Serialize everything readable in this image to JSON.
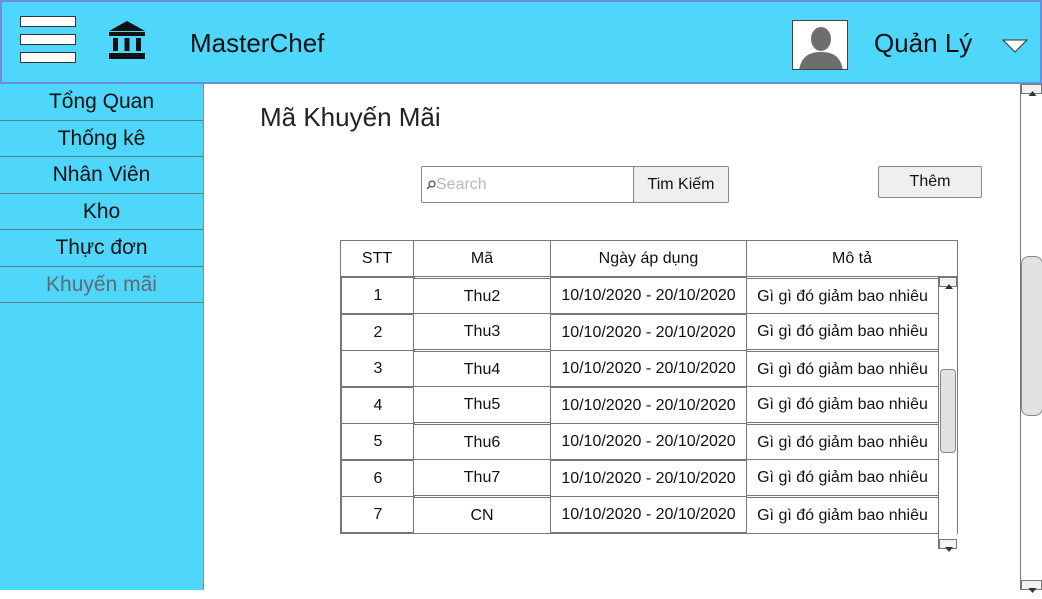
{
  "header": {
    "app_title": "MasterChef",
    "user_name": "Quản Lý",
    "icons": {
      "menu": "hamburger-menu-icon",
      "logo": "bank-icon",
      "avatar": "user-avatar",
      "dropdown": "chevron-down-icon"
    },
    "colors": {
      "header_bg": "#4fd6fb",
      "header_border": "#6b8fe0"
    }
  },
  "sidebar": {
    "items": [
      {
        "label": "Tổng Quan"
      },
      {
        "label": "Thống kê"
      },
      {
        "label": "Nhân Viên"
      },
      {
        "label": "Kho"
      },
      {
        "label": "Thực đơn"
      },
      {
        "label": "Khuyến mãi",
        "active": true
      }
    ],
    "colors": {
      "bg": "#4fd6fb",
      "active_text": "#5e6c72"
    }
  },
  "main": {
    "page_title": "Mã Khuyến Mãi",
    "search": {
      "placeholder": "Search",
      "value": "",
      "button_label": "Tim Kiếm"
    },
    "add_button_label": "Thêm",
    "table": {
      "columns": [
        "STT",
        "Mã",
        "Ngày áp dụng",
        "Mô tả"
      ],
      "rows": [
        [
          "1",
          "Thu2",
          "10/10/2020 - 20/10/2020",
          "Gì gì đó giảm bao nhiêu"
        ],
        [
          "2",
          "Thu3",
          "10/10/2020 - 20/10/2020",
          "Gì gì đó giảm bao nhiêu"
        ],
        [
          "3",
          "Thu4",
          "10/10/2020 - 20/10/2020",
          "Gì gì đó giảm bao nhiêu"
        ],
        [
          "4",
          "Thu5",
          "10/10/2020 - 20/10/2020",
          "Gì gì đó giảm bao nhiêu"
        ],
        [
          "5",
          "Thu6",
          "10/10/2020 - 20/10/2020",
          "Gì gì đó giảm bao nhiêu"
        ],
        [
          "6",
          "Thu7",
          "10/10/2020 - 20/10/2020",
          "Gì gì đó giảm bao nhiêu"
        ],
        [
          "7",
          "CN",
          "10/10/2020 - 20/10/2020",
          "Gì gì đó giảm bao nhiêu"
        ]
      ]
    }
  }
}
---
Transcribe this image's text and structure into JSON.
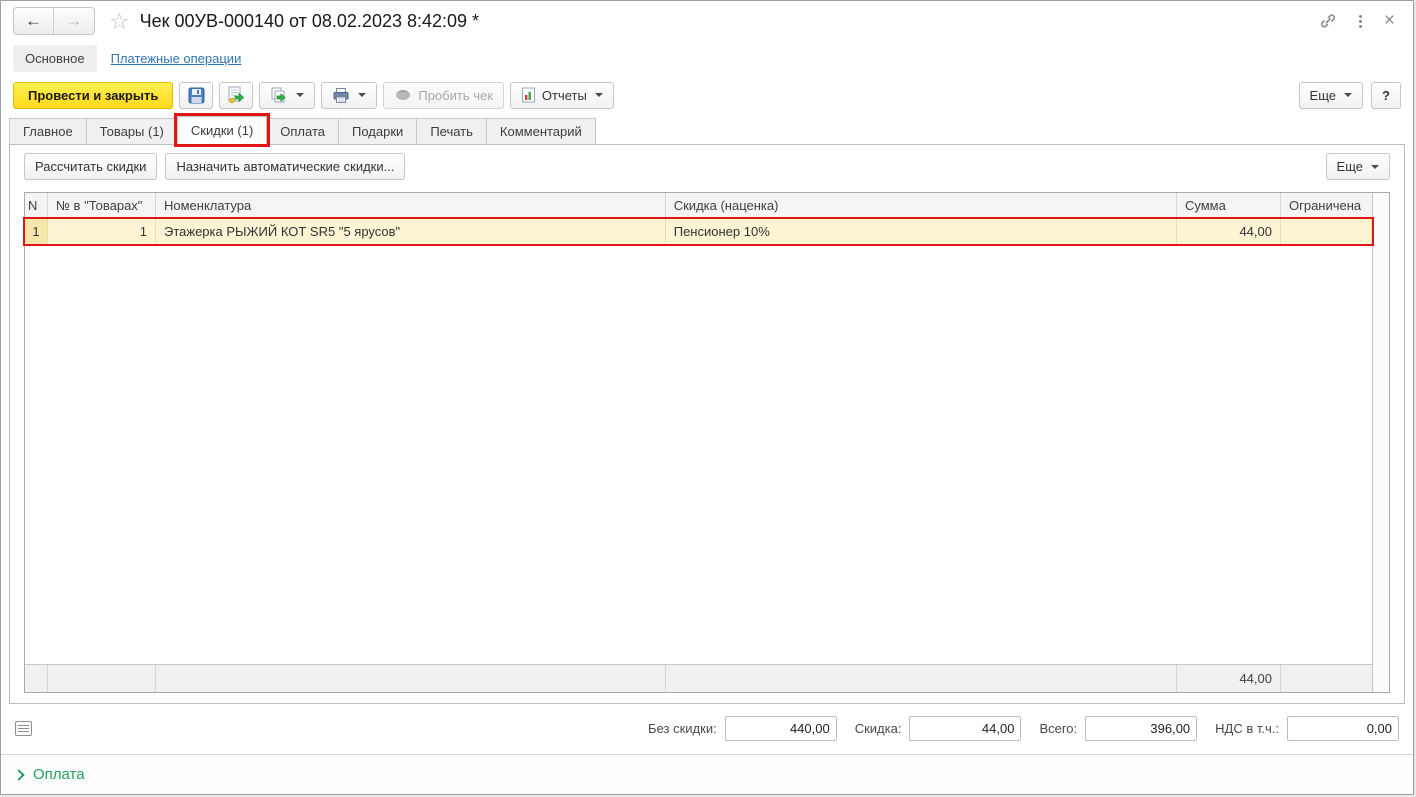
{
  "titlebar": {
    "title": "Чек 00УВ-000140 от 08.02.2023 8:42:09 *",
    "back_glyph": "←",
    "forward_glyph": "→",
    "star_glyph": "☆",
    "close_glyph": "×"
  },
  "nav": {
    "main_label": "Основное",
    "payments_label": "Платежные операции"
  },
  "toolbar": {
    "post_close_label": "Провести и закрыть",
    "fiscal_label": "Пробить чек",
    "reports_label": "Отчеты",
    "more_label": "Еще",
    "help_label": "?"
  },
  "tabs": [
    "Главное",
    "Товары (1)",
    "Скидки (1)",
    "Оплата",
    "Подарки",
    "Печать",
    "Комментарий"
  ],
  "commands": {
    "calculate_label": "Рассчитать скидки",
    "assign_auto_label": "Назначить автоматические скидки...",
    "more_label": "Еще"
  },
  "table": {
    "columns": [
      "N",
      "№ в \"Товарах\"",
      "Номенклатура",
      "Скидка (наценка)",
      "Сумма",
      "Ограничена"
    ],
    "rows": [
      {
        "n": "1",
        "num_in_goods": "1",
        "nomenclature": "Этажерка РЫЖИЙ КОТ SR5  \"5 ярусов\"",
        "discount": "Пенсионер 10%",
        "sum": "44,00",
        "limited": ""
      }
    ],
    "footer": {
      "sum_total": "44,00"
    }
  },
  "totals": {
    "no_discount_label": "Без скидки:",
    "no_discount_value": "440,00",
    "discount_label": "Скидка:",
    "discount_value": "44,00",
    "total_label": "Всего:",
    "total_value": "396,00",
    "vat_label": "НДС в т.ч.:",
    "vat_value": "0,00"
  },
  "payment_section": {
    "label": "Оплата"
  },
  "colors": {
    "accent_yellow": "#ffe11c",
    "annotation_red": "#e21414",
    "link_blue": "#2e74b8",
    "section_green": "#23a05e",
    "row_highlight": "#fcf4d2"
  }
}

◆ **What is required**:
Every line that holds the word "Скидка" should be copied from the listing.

◆ **Task result**:
      "Скидка (наценка)",
    "discount_label": "Скидка:",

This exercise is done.